_Work instruction_. Identify all lines in the data containing the string "JSON". Copy them out.

_Entries provided_.
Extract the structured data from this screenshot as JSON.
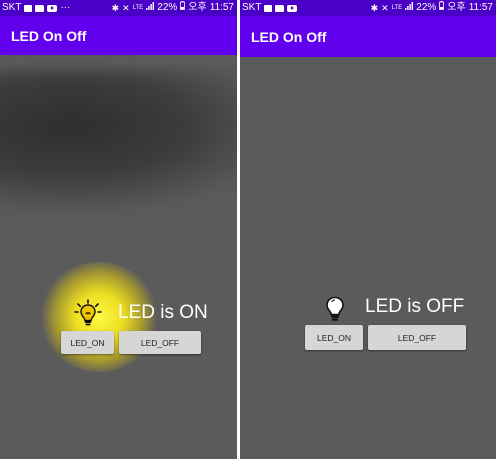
{
  "status_bar": {
    "carrier": "SKT",
    "dots": "···",
    "lte": "LTE",
    "battery": "22%",
    "ampm": "오후",
    "time": "11:57"
  },
  "app": {
    "title": "LED On Off"
  },
  "left_screen": {
    "led_state": "on",
    "status_text": "LED is ON",
    "on_button": "LED_ON",
    "off_button": "LED_OFF"
  },
  "right_screen": {
    "led_state": "off",
    "status_text": "LED is OFF",
    "on_button": "LED_ON",
    "off_button": "LED_OFF"
  },
  "colors": {
    "status_bar": "#4a00c6",
    "app_bar": "#6200ee",
    "background": "#5b5b5b",
    "button": "#d6d6d6",
    "bulb_on": "#f5c400",
    "glow": "#f5e41e"
  },
  "icons": [
    "image-icon",
    "folder-icon",
    "youtube-icon",
    "bluetooth-icon",
    "mute-icon",
    "signal-icon",
    "battery-icon",
    "lightbulb-on-icon",
    "lightbulb-off-icon"
  ]
}
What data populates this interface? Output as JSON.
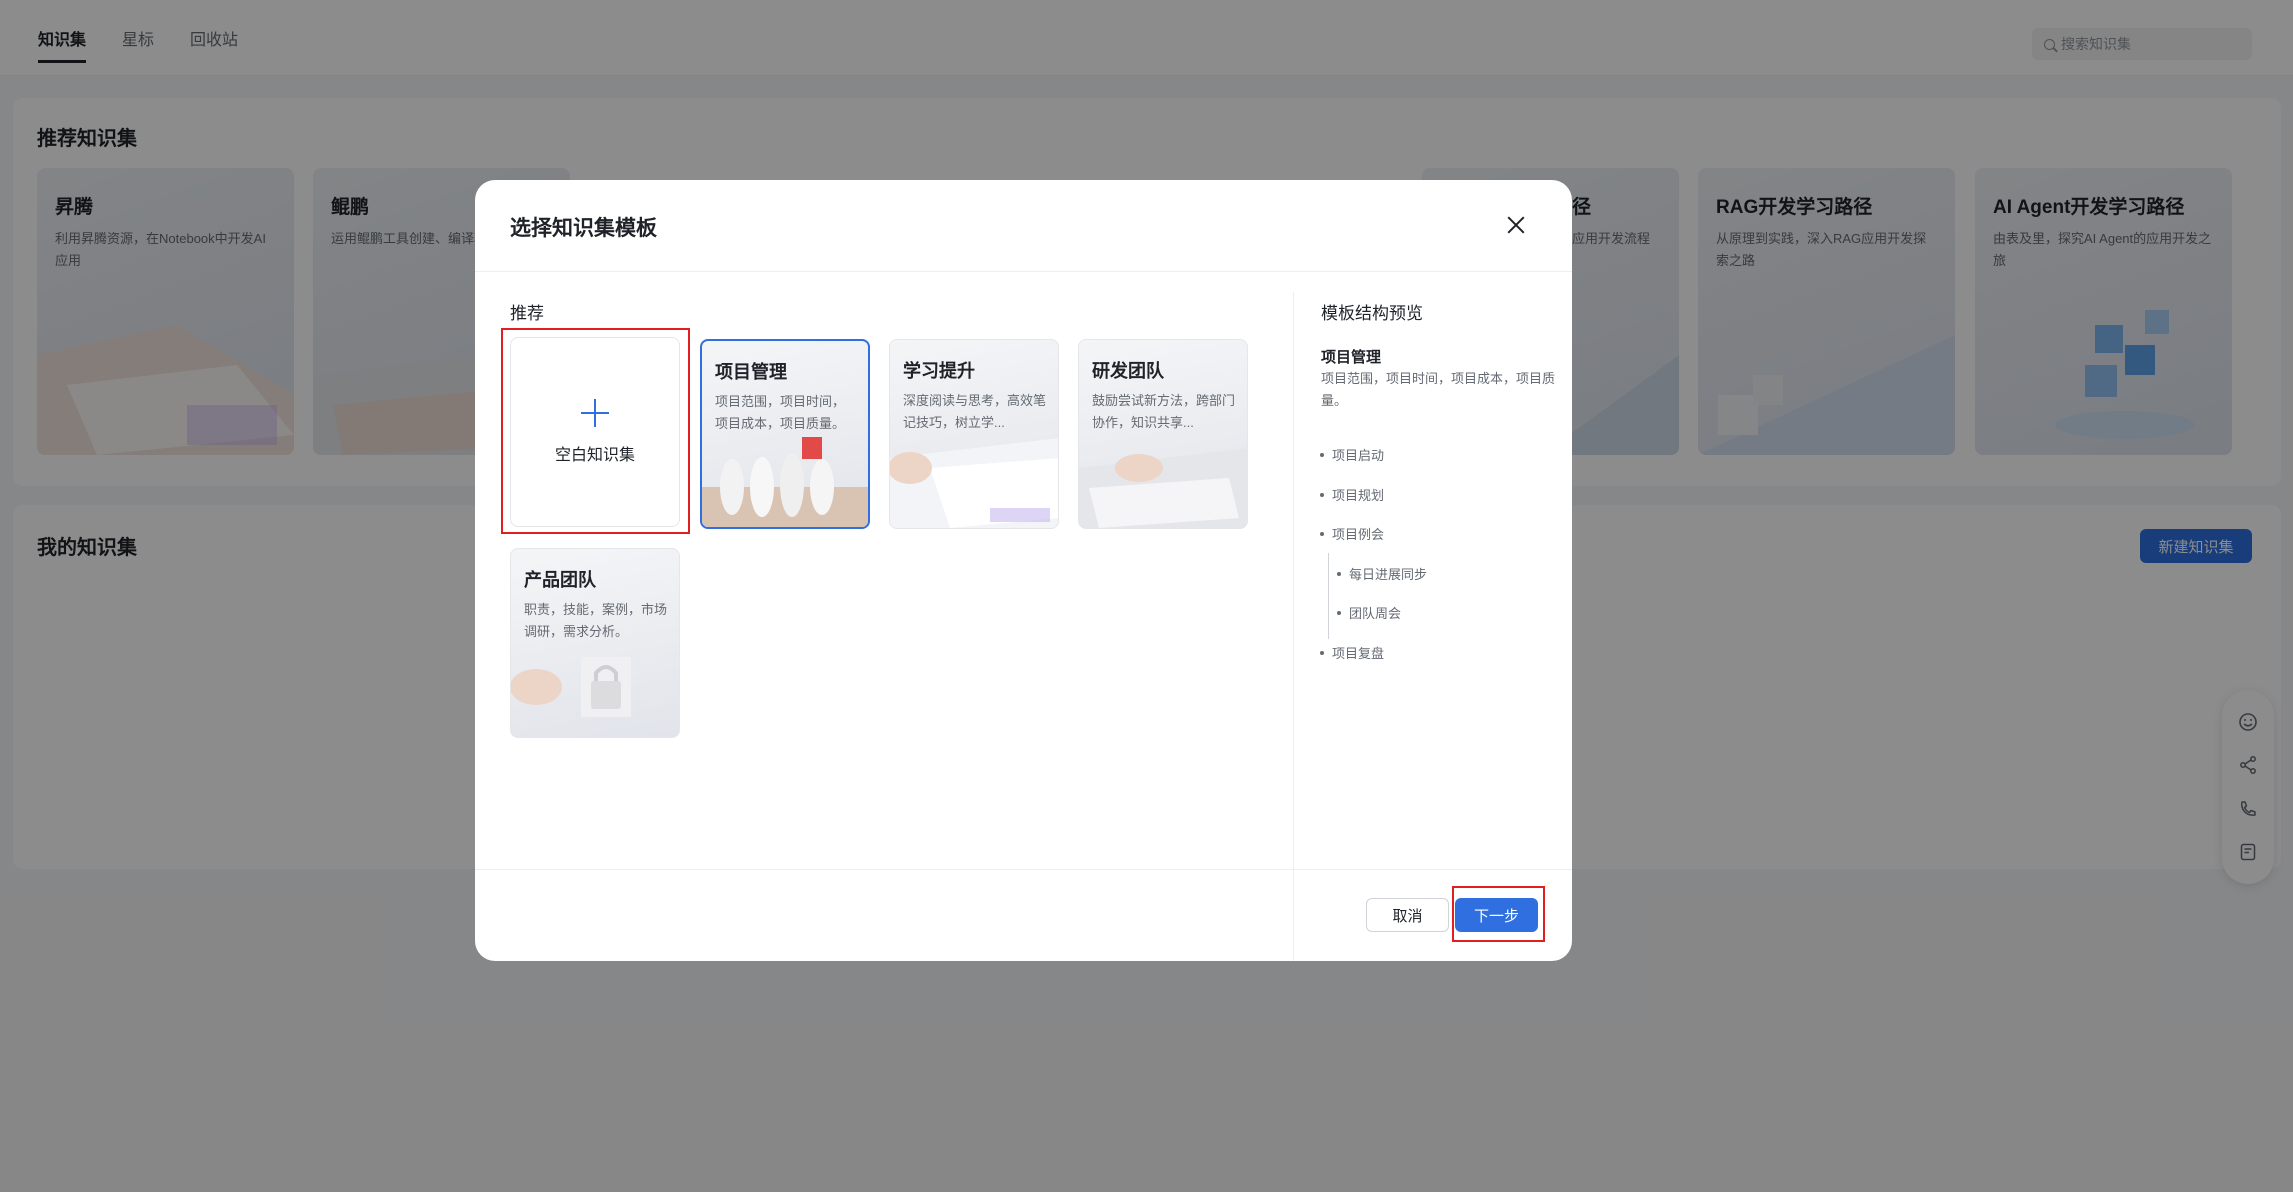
{
  "topbar": {
    "tabs": [
      "知识集",
      "星标",
      "回收站"
    ],
    "search_placeholder": "搜索知识集"
  },
  "recommended": {
    "title": "推荐知识集",
    "cards": [
      {
        "title": "昇腾",
        "desc": "利用昇腾资源，在Notebook中开发AI应用"
      },
      {
        "title": "鲲鹏",
        "desc": "运用鲲鹏工具创建、编译项目"
      },
      {
        "title": "径",
        "desc": "应用开发流程"
      },
      {
        "title": "RAG开发学习路径",
        "desc": "从原理到实践，深入RAG应用开发探索之路"
      },
      {
        "title": "AI Agent开发学习路径",
        "desc": "由表及里，探究AI Agent的应用开发之旅"
      }
    ]
  },
  "mine": {
    "title": "我的知识集",
    "new_button": "新建知识集"
  },
  "floatbar": {
    "icons": [
      "smile-icon",
      "share-icon",
      "phone-icon",
      "note-icon"
    ]
  },
  "dialog": {
    "title": "选择知识集模板",
    "section_label": "推荐",
    "blank_label": "空白知识集",
    "templates": [
      {
        "title": "项目管理",
        "desc": "项目范围，项目时间，项目成本，项目质量。"
      },
      {
        "title": "学习提升",
        "desc": "深度阅读与思考，高效笔记技巧，树立学..."
      },
      {
        "title": "研发团队",
        "desc": "鼓励尝试新方法，跨部门协作，知识共享..."
      },
      {
        "title": "产品团队",
        "desc": "职责，技能，案例，市场调研，需求分析。"
      }
    ],
    "preview": {
      "title": "模板结构预览",
      "name": "项目管理",
      "desc": "项目范围，项目时间，项目成本，项目质量。",
      "items": [
        "项目启动",
        "项目规划",
        "项目例会",
        "每日进展同步",
        "团队周会",
        "项目复盘"
      ]
    },
    "cancel_label": "取消",
    "next_label": "下一步"
  },
  "colors": {
    "accent": "#2f6fe0",
    "highlight": "#e02020"
  }
}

_Answer section_.
Extract the structured data from this screenshot as JSON.
What data populates this interface? Output as JSON.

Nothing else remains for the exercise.